We haven’t read that much about Afghanistan yet. But we thought we’d make a page anyway with our honest reviews of what we have read.
2 wonderful books that are mostly a mix of Afghanistan and Iran are in the Silk Roads books section: The Road to Oxiana by Robert Byron, and The Way of the World by Nicolas Bouvier.
Rory Stewart does more or less the same thing as Jason Elliot (reviewed just below) at around the same time (turn of the millennium). But while Elliot takes cars, hangs out with foreigners and mostly stays in Kabul, Stewart actually travels. He walks across the country in the footsteps of Babur, and stays with locals. He lets them speak. He makes a significant archaeological discovery. His opinions are honest, straightforward and well-formed.
It is a gripping adventure story, edifying at every step. Highly recommended.
Elliot is a good writer but not that much of a thinker. His views of Afghanistan are very romantic and black-and-white, and the book is a lot about him. His travels are exciting, but compared to The Places in Between, they fall flat. It is definitely not a book without merit, but The Places in Between is just so much more.
Levi, a professor of poetry/archaeologist/Jesuit priest, travels with a young Bruce Chatwin to uncover Afghanistan’s cultural treasures in the late 60’s. Sounds interesting enough, right? Sadly, Levi does not have the storytelling talent of Chatwin, and it turns out be a very dry account of places and archaeological finds. Some nice quotes, but otherwise, really had to push through it. Too bad: it could have been so much more.
A travel writing classic from the 50’s, this is not a very good book. Newby accomplishes nothing, and writes about Afghanistan with typical colonial disdain. His humor might have been a bombshell in 1958, but it is not anymore. To avoid.

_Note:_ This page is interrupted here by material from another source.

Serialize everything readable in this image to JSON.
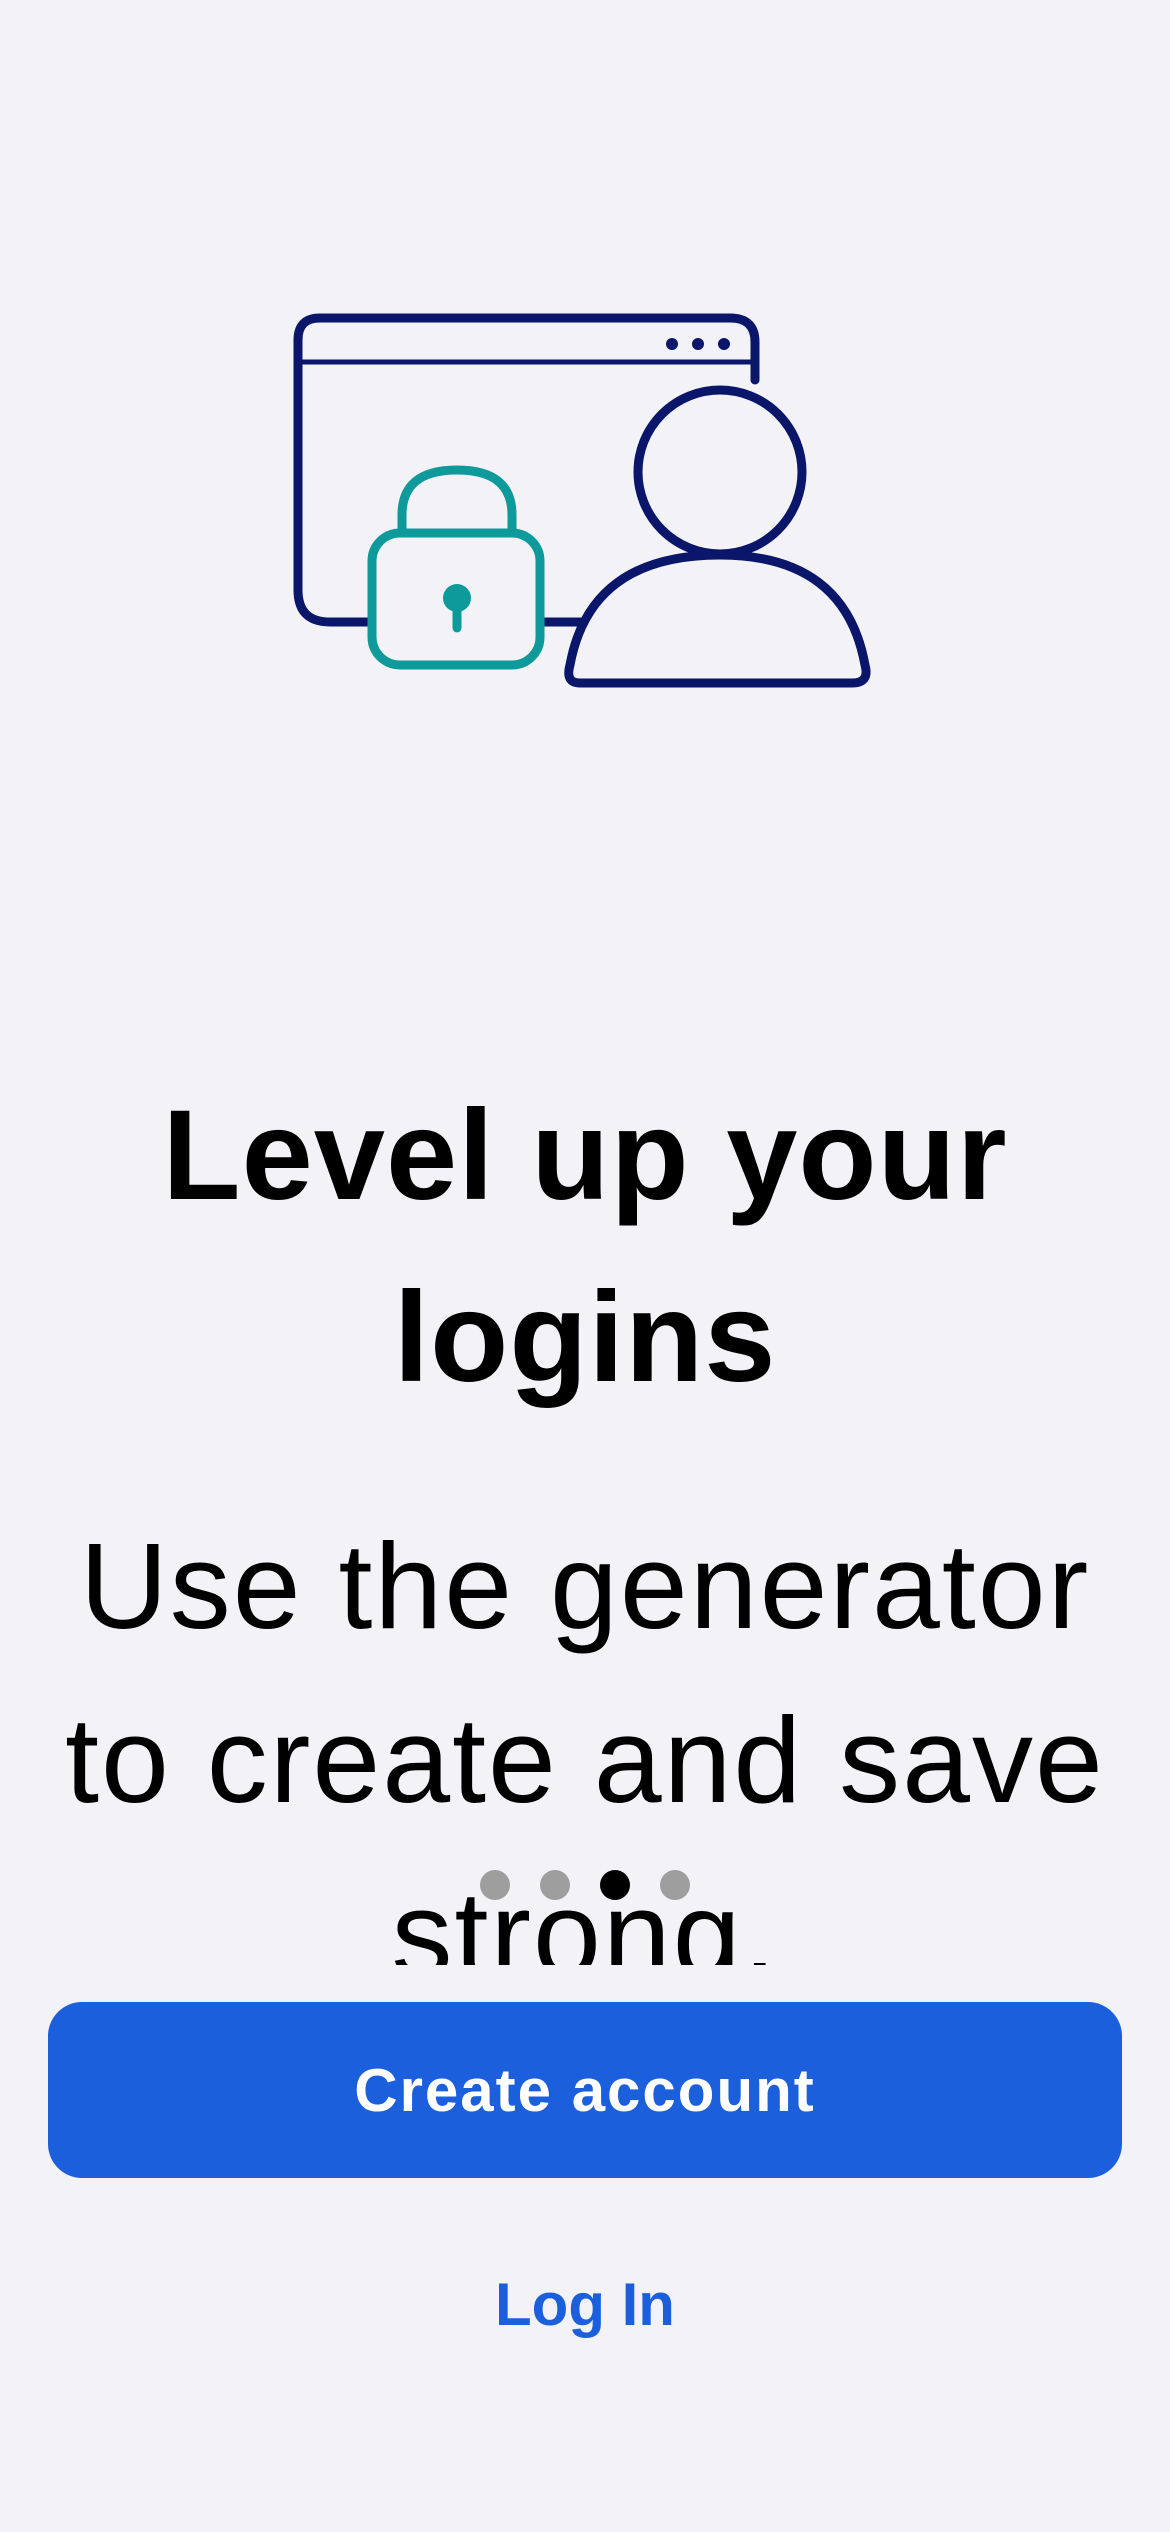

Aslam writes about every possible horror a person could encounter in Afghanistan’s recent past, and still you keep on reading. It’s very good writing. Written with a powerful voice, he manages to convincingly portray the psychology of extremely different characters. A book to make you think, and make you care.